On the fifth day when the Athenian sailors were on the shore for meals and unmindful of their defence, Lysander swooped down on the Athenian ships which then were crewless. There was no battle, no resistance. Twenty of the Athenian ships (12 according to Plutarch) could escape and the remainder (160) were captured by Lysander.
Whether there was treachery among the Athenian generals or not, the result was disastrous. All the Athenians were taken prisoners of whom three to four thousand had been slain. The Battle of Aegospotami dealt the final blow to the Athenian empire. Never, perhaps was a victory more complete and overwhelming in consequence and never was a defeat so disgraceful and so disastrous.
Lysander’s next move was to compel the city of Athens to surrender. This he planned to do by starving the city. Grain supply to Athens had already been cut down, now to increase the distress of the Athenians, Lysander drove all the Athenian cleruchs, i.e., colonists to Athens. Influx of the colonists made the already starving city incapable of sustaining itself any longer. It capitulated. By the peace treaty that followed, Lysander obtained the demolition of the Long Walls and the fortresses at Piraeus.
The entire empire of Athens became free amidst general rejoicing. This was followed by the capture of Samos, a faithful and loyal subject ally of Athens and the establishment of an oligarchy there after the overthrow of democracy. Athens had to join the Peloponnesian League and accept Lacedaemonian leadership.
Lysander had now attained greater power than any Grecian before him, yet the loftiness of his heart far exceeded it. According to Duris, he was the first Grecian to whom altars were erected by several cities and sacrifices offered as to gods. Cyrus sent his congratulatory present of a galley made of gold and ivory. But his power and position soon excited the jealousy and apprehension among the Spartans themselves.
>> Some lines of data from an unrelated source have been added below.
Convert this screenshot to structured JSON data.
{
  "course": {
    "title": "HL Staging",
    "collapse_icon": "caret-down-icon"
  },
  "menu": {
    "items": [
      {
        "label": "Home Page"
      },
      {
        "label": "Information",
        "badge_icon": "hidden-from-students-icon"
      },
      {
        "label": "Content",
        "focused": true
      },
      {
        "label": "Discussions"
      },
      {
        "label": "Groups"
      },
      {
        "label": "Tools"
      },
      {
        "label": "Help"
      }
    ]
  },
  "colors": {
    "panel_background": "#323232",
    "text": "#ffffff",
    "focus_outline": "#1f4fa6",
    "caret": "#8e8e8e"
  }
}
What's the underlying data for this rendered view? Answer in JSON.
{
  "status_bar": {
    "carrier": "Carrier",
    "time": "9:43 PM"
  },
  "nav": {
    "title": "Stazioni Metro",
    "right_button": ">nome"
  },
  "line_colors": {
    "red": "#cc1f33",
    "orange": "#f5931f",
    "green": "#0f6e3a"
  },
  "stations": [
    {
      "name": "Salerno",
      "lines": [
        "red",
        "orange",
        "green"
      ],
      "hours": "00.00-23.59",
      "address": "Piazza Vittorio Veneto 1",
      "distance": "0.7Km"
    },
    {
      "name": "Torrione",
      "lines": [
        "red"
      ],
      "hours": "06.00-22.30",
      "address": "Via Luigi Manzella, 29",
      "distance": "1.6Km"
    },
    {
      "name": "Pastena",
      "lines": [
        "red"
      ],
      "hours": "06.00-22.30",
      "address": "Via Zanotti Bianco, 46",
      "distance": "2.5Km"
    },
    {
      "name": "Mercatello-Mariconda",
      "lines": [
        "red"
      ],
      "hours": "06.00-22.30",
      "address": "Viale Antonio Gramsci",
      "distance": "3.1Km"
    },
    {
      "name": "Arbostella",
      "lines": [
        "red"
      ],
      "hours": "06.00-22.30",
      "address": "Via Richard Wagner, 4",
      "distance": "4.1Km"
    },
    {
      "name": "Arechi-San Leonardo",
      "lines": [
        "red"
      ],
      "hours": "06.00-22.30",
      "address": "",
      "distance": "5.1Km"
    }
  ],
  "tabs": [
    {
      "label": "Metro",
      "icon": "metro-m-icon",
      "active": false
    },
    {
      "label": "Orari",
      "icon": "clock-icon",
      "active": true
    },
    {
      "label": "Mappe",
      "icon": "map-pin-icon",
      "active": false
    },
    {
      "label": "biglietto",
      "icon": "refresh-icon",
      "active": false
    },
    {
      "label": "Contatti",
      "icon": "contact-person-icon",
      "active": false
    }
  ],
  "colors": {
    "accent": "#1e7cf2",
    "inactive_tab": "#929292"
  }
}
At Samos, Lysander almost behaved like a King and held a court. He was recalled and obeying the summons he came back to Sparta carrying a letter from the Persian satrap Pharnabazus to justify him. But the letter, on opening, was found to contain indictment of Lysander.
Ridicule and jeering made Lysander uncomfortable in Sparta and remembering his past services, he was allowed to depart on a mission to the temple of Zeus Ammon in Libya. Yet his influence and importance were not all gone. He conceived a plan to effect a revolution in Sparta and make kingship elective and to make himself second only to the king and command the army for life. But the method he chose was religious influence.
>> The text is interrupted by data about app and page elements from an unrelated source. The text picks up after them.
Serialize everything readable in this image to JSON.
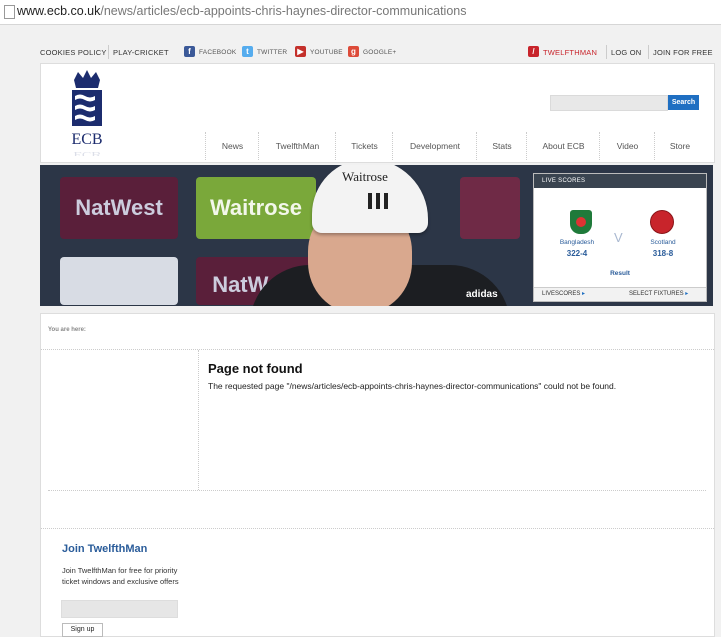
{
  "browser": {
    "url_domain": "www.ecb.co.uk",
    "url_path": "/news/articles/ecb-appoints-chris-haynes-director-communications"
  },
  "top_bar": {
    "cookies_policy": "COOKIES POLICY",
    "play_cricket": "PLAY-CRICKET",
    "facebook": "FACEBOOK",
    "twitter": "TWITTER",
    "youtube": "YOUTUBE",
    "googleplus": "GOOGLE+",
    "twelfthman": "TWELFTHMAN",
    "log_on": "LOG ON",
    "join": "JOIN FOR FREE"
  },
  "header": {
    "logo_text": "ECB",
    "search_button": "Search"
  },
  "nav": [
    "News",
    "TwelfthMan",
    "Tickets",
    "Development",
    "Stats",
    "About ECB",
    "Video",
    "Store"
  ],
  "banner": {
    "cap_brand": "Waitrose",
    "boards": [
      "NatWest",
      "Waitrose",
      "NatWest"
    ],
    "kit_brand": "adidas"
  },
  "live_scores": {
    "title": "LIVE SCORES",
    "vs": "V",
    "team1": {
      "name": "Bangladesh",
      "score": "322-4"
    },
    "team2": {
      "name": "Scotland",
      "score": "318-8"
    },
    "result": "Result",
    "livescores_link": "LIVESCORES",
    "fixtures_link": "SELECT FIXTURES"
  },
  "breadcrumb": "You are here:",
  "error": {
    "title": "Page not found",
    "message": "The requested page \"/news/articles/ecb-appoints-chris-haynes-director-communications\" could not be found."
  },
  "join_panel": {
    "title": "Join TwelfthMan",
    "text": "Join TwelfthMan for free for priority ticket windows and exclusive offers",
    "signup": "Sign up"
  },
  "colors": {
    "accent_blue": "#1f6fc2",
    "ecb_navy": "#1c2c6e",
    "twelfthman_red": "#c8242b",
    "link_blue": "#2a5c9a"
  }
}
He sought oracular support to his plan but it failed. He next supported Agesilaus to the throne of Sparta in preference to Aegis’ son Leotychidas. But Agesilaus was clever enough not to be a tool in the hands of the king-maker. With the outbreak of war between Sparta and her old ally Boeotia he was sent out. In the investment of Haliastus he and Pausanias were to work conjointly but on his arrival earlier than Pausanias, he attacked the city but was routed and killed (395 B.C.).
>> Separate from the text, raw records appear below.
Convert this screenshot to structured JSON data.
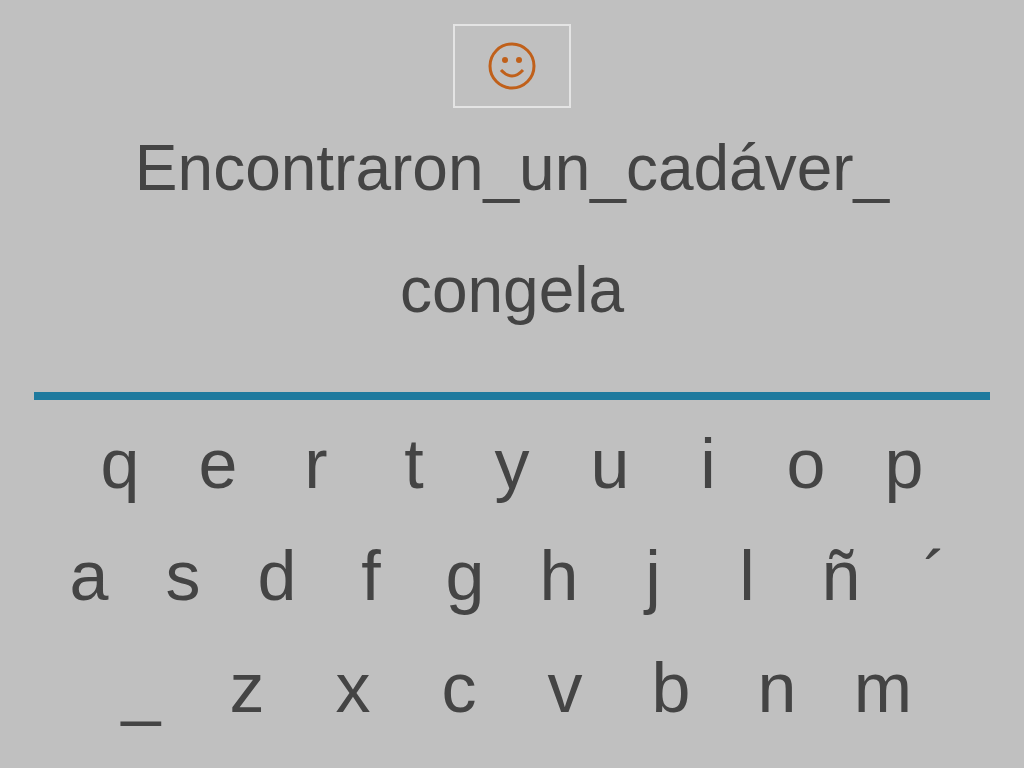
{
  "status": {
    "kind": "smiley"
  },
  "phrase": [
    "Encontraron_un_cadáver_",
    "congela"
  ],
  "keyboard": [
    [
      "q",
      "e",
      "r",
      "t",
      "y",
      "u",
      "i",
      "o",
      "p"
    ],
    [
      "a",
      "s",
      "d",
      "f",
      "g",
      "h",
      "j",
      "l",
      "ñ",
      "´"
    ],
    [
      "_",
      "z",
      "x",
      "c",
      "v",
      "b",
      "n",
      "m"
    ]
  ]
}
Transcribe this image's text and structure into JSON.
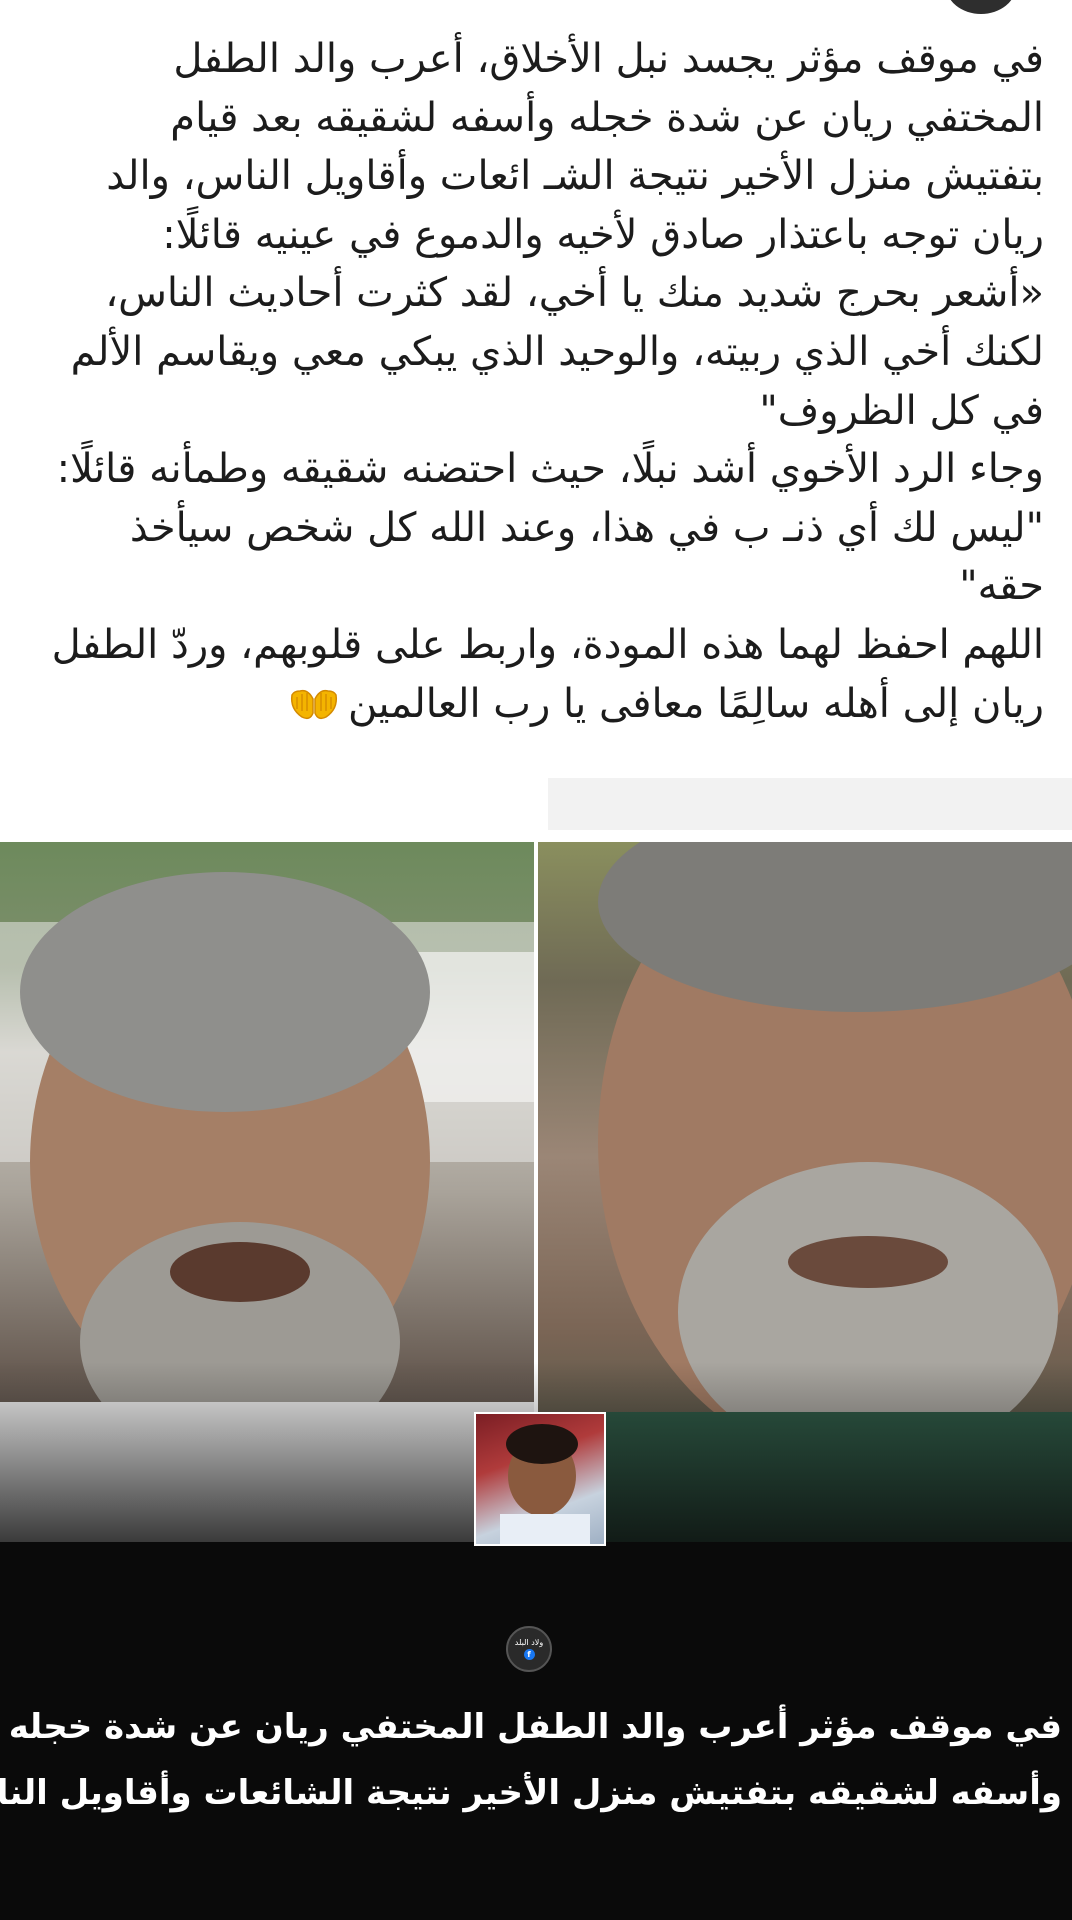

Despite his faults his unscrupulousness in diplomacy and cruelty in dealing with his enemies, Lysander stands supreme in his service to his state. Poverty added lusture to his virtue. Absolutely incorruptible and extraordinarily able as a general, Lysander had commissioned the Spartan support in dealing a final blow to Athens and her empire.
He was preceded in this by Brasidas and Gylippus, the three Spartans who brought Athens to her knees. It was Lysander’s part to bring the Peloponnesian War to a close. But the last part of his career was marked by attempts at self-aggrandisement and high ambition, but to no purpose. If the last part of his career had blurred the lusture of his earlier exploits to some extent, yet he goes down in history as an able general and skillful diplomat who administered the final mortal blow to Athens.